(Records shown Opens)

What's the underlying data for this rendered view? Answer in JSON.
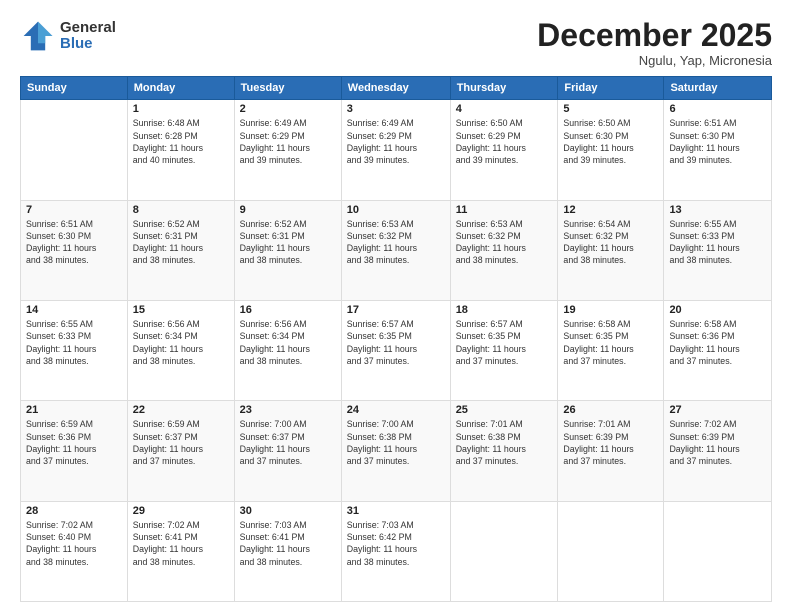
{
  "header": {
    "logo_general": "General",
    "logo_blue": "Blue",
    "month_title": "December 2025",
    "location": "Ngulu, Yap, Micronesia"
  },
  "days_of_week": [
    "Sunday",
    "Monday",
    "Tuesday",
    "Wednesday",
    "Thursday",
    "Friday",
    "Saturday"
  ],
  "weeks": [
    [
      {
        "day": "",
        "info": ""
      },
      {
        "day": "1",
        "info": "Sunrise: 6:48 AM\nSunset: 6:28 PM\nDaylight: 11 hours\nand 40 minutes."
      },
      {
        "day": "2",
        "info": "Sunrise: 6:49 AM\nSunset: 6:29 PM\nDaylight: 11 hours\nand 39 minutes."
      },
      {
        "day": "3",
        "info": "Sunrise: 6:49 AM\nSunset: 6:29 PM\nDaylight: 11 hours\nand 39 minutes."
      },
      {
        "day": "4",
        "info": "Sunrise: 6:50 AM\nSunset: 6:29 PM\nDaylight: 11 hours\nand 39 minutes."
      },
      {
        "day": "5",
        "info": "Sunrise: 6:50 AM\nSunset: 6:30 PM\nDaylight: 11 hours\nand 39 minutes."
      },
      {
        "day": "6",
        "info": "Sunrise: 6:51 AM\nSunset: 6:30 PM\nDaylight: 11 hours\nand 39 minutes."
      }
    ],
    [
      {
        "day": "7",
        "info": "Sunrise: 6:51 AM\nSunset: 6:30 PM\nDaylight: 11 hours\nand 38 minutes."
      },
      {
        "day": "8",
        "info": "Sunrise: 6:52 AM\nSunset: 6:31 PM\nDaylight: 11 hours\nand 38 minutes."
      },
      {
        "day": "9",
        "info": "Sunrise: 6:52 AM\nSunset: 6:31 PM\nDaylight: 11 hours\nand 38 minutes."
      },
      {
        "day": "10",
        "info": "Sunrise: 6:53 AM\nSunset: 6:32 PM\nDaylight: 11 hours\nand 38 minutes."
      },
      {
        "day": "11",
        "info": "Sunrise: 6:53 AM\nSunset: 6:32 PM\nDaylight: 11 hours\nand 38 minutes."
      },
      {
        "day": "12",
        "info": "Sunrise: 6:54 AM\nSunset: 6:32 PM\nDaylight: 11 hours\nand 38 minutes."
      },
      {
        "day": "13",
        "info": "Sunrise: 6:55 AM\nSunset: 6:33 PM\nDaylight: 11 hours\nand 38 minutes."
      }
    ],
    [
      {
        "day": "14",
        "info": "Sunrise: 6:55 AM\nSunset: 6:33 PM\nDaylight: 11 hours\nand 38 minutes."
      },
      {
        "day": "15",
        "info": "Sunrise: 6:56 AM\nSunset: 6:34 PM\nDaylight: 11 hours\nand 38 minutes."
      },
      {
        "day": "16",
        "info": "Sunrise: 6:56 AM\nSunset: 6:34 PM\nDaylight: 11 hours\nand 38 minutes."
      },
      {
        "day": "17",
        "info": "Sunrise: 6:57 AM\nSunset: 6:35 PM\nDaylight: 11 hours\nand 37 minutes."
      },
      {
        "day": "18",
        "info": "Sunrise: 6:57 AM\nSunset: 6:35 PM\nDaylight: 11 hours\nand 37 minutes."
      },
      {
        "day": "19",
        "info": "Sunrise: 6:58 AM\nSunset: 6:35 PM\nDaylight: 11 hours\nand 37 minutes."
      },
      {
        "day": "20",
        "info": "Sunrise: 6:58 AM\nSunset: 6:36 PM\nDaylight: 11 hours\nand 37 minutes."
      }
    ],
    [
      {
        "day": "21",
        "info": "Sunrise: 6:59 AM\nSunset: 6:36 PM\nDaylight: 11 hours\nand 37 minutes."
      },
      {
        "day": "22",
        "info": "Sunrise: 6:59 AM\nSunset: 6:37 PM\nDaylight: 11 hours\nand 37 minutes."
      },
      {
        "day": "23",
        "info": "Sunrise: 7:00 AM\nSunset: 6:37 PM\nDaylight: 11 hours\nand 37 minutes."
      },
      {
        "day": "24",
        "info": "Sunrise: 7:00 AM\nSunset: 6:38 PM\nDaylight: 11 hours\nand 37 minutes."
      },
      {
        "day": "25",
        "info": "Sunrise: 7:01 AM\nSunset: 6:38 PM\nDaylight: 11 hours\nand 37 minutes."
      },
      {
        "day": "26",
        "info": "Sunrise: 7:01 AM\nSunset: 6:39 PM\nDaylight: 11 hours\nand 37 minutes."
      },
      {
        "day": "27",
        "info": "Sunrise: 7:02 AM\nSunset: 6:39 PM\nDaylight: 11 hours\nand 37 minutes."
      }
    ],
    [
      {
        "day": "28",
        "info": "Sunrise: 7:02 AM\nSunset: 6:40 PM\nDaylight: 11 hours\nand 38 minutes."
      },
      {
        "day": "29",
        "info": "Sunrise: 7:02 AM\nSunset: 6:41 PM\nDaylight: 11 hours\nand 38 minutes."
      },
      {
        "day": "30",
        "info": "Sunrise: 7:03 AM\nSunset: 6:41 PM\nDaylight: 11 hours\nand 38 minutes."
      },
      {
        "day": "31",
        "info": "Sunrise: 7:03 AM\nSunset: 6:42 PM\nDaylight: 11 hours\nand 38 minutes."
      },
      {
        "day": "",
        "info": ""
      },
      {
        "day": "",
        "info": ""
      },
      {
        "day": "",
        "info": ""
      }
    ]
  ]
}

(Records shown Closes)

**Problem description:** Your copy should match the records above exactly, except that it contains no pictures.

**Task output:**
What's the underlying data for this rendered view? Answer in JSON.
{
  "header": {
    "logo_general": "General",
    "logo_blue": "Blue",
    "month_title": "December 2025",
    "location": "Ngulu, Yap, Micronesia"
  },
  "days_of_week": [
    "Sunday",
    "Monday",
    "Tuesday",
    "Wednesday",
    "Thursday",
    "Friday",
    "Saturday"
  ],
  "weeks": [
    [
      {
        "day": "",
        "info": ""
      },
      {
        "day": "1",
        "info": "Sunrise: 6:48 AM\nSunset: 6:28 PM\nDaylight: 11 hours\nand 40 minutes."
      },
      {
        "day": "2",
        "info": "Sunrise: 6:49 AM\nSunset: 6:29 PM\nDaylight: 11 hours\nand 39 minutes."
      },
      {
        "day": "3",
        "info": "Sunrise: 6:49 AM\nSunset: 6:29 PM\nDaylight: 11 hours\nand 39 minutes."
      },
      {
        "day": "4",
        "info": "Sunrise: 6:50 AM\nSunset: 6:29 PM\nDaylight: 11 hours\nand 39 minutes."
      },
      {
        "day": "5",
        "info": "Sunrise: 6:50 AM\nSunset: 6:30 PM\nDaylight: 11 hours\nand 39 minutes."
      },
      {
        "day": "6",
        "info": "Sunrise: 6:51 AM\nSunset: 6:30 PM\nDaylight: 11 hours\nand 39 minutes."
      }
    ],
    [
      {
        "day": "7",
        "info": "Sunrise: 6:51 AM\nSunset: 6:30 PM\nDaylight: 11 hours\nand 38 minutes."
      },
      {
        "day": "8",
        "info": "Sunrise: 6:52 AM\nSunset: 6:31 PM\nDaylight: 11 hours\nand 38 minutes."
      },
      {
        "day": "9",
        "info": "Sunrise: 6:52 AM\nSunset: 6:31 PM\nDaylight: 11 hours\nand 38 minutes."
      },
      {
        "day": "10",
        "info": "Sunrise: 6:53 AM\nSunset: 6:32 PM\nDaylight: 11 hours\nand 38 minutes."
      },
      {
        "day": "11",
        "info": "Sunrise: 6:53 AM\nSunset: 6:32 PM\nDaylight: 11 hours\nand 38 minutes."
      },
      {
        "day": "12",
        "info": "Sunrise: 6:54 AM\nSunset: 6:32 PM\nDaylight: 11 hours\nand 38 minutes."
      },
      {
        "day": "13",
        "info": "Sunrise: 6:55 AM\nSunset: 6:33 PM\nDaylight: 11 hours\nand 38 minutes."
      }
    ],
    [
      {
        "day": "14",
        "info": "Sunrise: 6:55 AM\nSunset: 6:33 PM\nDaylight: 11 hours\nand 38 minutes."
      },
      {
        "day": "15",
        "info": "Sunrise: 6:56 AM\nSunset: 6:34 PM\nDaylight: 11 hours\nand 38 minutes."
      },
      {
        "day": "16",
        "info": "Sunrise: 6:56 AM\nSunset: 6:34 PM\nDaylight: 11 hours\nand 38 minutes."
      },
      {
        "day": "17",
        "info": "Sunrise: 6:57 AM\nSunset: 6:35 PM\nDaylight: 11 hours\nand 37 minutes."
      },
      {
        "day": "18",
        "info": "Sunrise: 6:57 AM\nSunset: 6:35 PM\nDaylight: 11 hours\nand 37 minutes."
      },
      {
        "day": "19",
        "info": "Sunrise: 6:58 AM\nSunset: 6:35 PM\nDaylight: 11 hours\nand 37 minutes."
      },
      {
        "day": "20",
        "info": "Sunrise: 6:58 AM\nSunset: 6:36 PM\nDaylight: 11 hours\nand 37 minutes."
      }
    ],
    [
      {
        "day": "21",
        "info": "Sunrise: 6:59 AM\nSunset: 6:36 PM\nDaylight: 11 hours\nand 37 minutes."
      },
      {
        "day": "22",
        "info": "Sunrise: 6:59 AM\nSunset: 6:37 PM\nDaylight: 11 hours\nand 37 minutes."
      },
      {
        "day": "23",
        "info": "Sunrise: 7:00 AM\nSunset: 6:37 PM\nDaylight: 11 hours\nand 37 minutes."
      },
      {
        "day": "24",
        "info": "Sunrise: 7:00 AM\nSunset: 6:38 PM\nDaylight: 11 hours\nand 37 minutes."
      },
      {
        "day": "25",
        "info": "Sunrise: 7:01 AM\nSunset: 6:38 PM\nDaylight: 11 hours\nand 37 minutes."
      },
      {
        "day": "26",
        "info": "Sunrise: 7:01 AM\nSunset: 6:39 PM\nDaylight: 11 hours\nand 37 minutes."
      },
      {
        "day": "27",
        "info": "Sunrise: 7:02 AM\nSunset: 6:39 PM\nDaylight: 11 hours\nand 37 minutes."
      }
    ],
    [
      {
        "day": "28",
        "info": "Sunrise: 7:02 AM\nSunset: 6:40 PM\nDaylight: 11 hours\nand 38 minutes."
      },
      {
        "day": "29",
        "info": "Sunrise: 7:02 AM\nSunset: 6:41 PM\nDaylight: 11 hours\nand 38 minutes."
      },
      {
        "day": "30",
        "info": "Sunrise: 7:03 AM\nSunset: 6:41 PM\nDaylight: 11 hours\nand 38 minutes."
      },
      {
        "day": "31",
        "info": "Sunrise: 7:03 AM\nSunset: 6:42 PM\nDaylight: 11 hours\nand 38 minutes."
      },
      {
        "day": "",
        "info": ""
      },
      {
        "day": "",
        "info": ""
      },
      {
        "day": "",
        "info": ""
      }
    ]
  ]
}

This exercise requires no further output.